This week there was a Webicafe session arranged by the Route to Food Initiative on Agro-ecology. Route to Food has championed a petition in Kenya’s Parliament calling for the removal of harmful chemical pesticides that are sold in the country.
The session featured two experts; Dr David Amudavi of the Biovision Africa Trust and Nicholas Syano of the Drylands Natural Resources Centre (DNRC). Biovision Africa works with smallholder farmers in 13 counties to disseminate useful and practical scientific information through various channels, and they also have a program with the African Union working with 35 partners in 9 countries. The DNRC works with 800 farmers in Makueni county, training them on and sustainable agricultural practices such as indigenous plants and rainwater harvesting.
The organizations are all trying to ensure farmers can work with nature to achieve food security. This is at a time small scale farmers, who produce most food for the country, are most affected by climate change and get the least support from the Government.
- Agro-ecology is not a new concept. Agro-ecology is as old as agriculture. It borrows a lot from indigenous knowledge of agricultural practices, and it is only the term that is new.
- Agro-ecology is not organic farming. Indeed, organic is just one of the ways in which farmers can apply agro-ecology practices, which all seek to promote the use of alternatives such as minimum tillage, conservation agriculture, crop-rotation, manure, inter-cropping, mulching, permaculture, agroforestry, and organic – that can all improve soil health and fertility through less, or no, use of chemical inputs in food production.
- Agro-ecology as a science looks at how plants and animals get manipulated by man to stimulate production and consumption. There is a balance in the interaction of plants, animals and humans – and anything harmful to any of the three, or the environment, is not acceptable in agro-ecology.
- Agro-ecology means food security: If you compare communities that rely on agro-ecology and those on monoculture, the ones that engage in diversified farming are more resilient to economic shocks – and governments should direct more research there to ensure food security and sustainable agriculture.
- Challenges include low awareness and funding. Agro-economy can feed the nation., but agriculture gets a tiny share of the national budget devoted to research funding and even smaller for agro-ecology (estimated 2% of agricultural funding). Currently, most-research funding goes to mono-culture, industrial-based, crop farming that is also supported by political voices. This is compounded further by a lack of data on the uptake of agro-ecology. as well as people who can write well about agro-ecology.
- In agro-ecology, if you plant trees, grow as many varieties of trees. In Makueni, DNRC has re-planted trees that had vanished – lost varieties of fruit, dry land species and nitrogen-fixing trees. They also plant acacia that grows very fast and is useful for honey farming and charcoal. Individual farmers bring in their small honey harvests and the organization sells them as a collective and share the money out.
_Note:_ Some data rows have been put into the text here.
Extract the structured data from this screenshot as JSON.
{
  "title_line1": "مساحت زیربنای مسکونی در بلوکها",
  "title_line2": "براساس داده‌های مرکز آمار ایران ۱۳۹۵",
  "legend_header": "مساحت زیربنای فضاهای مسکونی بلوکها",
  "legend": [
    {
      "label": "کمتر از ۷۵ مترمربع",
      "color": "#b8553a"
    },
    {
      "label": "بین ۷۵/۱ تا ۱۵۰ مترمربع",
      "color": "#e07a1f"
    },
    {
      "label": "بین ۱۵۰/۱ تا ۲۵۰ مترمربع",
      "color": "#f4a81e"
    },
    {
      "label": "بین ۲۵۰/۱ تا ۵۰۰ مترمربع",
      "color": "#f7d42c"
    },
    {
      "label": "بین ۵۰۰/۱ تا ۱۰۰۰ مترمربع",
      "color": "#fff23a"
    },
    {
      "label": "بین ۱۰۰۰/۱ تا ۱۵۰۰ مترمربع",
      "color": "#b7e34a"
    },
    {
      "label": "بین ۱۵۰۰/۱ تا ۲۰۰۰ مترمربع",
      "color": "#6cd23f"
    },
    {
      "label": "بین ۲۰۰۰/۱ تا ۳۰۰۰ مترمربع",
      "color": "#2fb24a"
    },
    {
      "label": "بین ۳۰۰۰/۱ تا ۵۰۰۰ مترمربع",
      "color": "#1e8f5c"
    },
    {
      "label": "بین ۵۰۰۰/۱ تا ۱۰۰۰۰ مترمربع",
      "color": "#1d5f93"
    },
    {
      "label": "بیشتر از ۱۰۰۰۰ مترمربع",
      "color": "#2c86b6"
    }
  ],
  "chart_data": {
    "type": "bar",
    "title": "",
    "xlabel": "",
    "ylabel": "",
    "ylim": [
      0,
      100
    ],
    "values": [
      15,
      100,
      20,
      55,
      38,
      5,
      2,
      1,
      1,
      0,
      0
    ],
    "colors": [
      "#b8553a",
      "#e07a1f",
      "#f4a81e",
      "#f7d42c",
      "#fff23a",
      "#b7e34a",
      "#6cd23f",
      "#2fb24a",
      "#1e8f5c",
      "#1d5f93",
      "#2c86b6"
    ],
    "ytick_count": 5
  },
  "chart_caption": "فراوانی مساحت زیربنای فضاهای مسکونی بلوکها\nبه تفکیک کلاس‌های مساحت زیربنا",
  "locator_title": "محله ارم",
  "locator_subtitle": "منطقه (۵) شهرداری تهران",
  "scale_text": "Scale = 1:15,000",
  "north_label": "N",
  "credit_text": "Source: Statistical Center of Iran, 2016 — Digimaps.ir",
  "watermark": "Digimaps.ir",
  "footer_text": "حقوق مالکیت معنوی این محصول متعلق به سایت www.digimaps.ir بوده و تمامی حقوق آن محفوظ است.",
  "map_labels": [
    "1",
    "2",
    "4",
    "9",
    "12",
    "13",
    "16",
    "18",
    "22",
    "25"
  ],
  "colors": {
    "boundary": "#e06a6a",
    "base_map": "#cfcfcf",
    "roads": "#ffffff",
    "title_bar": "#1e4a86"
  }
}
They also make green charcoal in a special kiln using pruned acacia wood. Over the last decade, DNRC has planted Moringa trees – and with the outbreak of COVID this year, they have seen great demand for Moringa seedlings, oil and powder.
- One good agro-ecology practice is to have African farmers use seeds adapted to local conditions. These can be sold, re-used, and exchanged while avoiding some monopoly seed laws that restrict what farmers can do with their seeds and multinational intellectual property disputes.